Some activities become so routine that adults may forget the dangers they harbor. Take, for example, crossing the street. We know we should always cross at a crosswalk and that we should be careful when doing so. However, for children, crossing the street safely is a learned behavior. To help protect them from being injured by automobiles, children should be shown, as well as told, how to cross.
If they are not thoroughly trained in the practice of safe street crossing, children are at a much greater risk every time they are out walking or playing near a street. So how can parents and educators help ensure that children understand the rules of the crosswalk?
Children need to develop a set of analytical skills that will allow them to make good crossing decisions. One of the primary skills is being able to choose a safe place to cross. The ideal crossing locations are those where traffic is light and clearly visible. It is also preferable for there to be crossing aids, such as crossing guards or walk lights.
A child must understand his or her own personal limitations as a pedestrian. Parents should monitor children until the children feel secure that they can cross safely. Parents can reinforce good crossing habits by being model pedestrians themselves.
Sadly, it is all too easy for a child to be hit by an automobile while crossing the street, even if he or she always obeys safe crossing rules. And because of their diminutive size, children are extremely vulnerable to serious injuries if they get struck.
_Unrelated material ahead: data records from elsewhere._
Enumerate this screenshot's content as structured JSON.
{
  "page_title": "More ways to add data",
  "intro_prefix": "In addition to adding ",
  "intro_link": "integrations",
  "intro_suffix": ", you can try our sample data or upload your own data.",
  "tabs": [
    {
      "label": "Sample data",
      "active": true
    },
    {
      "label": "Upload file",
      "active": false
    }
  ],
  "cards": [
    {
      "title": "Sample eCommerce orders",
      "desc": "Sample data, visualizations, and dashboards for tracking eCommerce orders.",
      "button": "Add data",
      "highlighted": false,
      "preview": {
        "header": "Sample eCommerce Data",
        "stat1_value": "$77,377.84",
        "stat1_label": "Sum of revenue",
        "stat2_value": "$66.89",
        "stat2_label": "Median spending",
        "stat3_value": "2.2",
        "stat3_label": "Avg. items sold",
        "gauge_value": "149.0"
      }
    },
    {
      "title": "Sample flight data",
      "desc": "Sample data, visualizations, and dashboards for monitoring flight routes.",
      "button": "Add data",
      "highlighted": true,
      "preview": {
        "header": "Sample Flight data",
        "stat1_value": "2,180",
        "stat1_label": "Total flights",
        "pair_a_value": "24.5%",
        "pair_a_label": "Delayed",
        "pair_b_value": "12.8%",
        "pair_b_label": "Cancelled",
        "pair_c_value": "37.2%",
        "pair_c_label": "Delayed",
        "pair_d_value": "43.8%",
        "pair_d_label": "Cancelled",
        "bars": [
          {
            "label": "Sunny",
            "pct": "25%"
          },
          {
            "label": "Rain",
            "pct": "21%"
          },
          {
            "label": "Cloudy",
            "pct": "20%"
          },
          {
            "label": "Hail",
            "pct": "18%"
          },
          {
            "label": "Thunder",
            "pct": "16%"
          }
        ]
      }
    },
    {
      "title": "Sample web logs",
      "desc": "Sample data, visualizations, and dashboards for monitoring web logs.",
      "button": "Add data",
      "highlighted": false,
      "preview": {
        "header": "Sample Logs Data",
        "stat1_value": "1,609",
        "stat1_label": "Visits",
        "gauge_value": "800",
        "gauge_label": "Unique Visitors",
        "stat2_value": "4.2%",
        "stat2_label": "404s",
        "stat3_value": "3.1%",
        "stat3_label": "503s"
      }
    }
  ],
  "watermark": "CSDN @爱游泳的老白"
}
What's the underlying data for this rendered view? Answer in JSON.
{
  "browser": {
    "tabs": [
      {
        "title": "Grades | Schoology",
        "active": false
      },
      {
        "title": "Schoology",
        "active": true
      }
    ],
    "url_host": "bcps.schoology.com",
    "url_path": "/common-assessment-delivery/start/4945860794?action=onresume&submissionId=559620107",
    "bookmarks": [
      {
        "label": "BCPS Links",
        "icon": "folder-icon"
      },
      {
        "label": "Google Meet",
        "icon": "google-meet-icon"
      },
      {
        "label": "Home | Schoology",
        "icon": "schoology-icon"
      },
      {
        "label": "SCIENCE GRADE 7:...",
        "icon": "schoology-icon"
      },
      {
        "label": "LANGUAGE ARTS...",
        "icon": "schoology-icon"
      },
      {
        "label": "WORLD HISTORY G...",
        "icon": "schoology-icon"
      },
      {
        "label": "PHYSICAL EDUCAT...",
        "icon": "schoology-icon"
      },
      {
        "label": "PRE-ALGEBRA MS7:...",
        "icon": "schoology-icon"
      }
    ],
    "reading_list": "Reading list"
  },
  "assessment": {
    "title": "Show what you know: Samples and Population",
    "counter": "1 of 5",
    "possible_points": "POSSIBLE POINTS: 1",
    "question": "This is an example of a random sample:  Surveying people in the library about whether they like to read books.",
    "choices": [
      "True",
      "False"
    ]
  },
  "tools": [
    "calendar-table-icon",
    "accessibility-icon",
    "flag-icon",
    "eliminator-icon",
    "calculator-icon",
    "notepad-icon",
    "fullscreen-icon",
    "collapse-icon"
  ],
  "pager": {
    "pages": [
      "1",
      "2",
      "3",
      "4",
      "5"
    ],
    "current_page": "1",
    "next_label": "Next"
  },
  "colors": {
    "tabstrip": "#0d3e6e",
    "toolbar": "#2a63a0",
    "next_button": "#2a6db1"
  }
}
If your child is ever injured by a motor vehicle while walking in or near a street, a Rhode Island personal injury attorney may be able to help you get compensation to pay for medical expenses.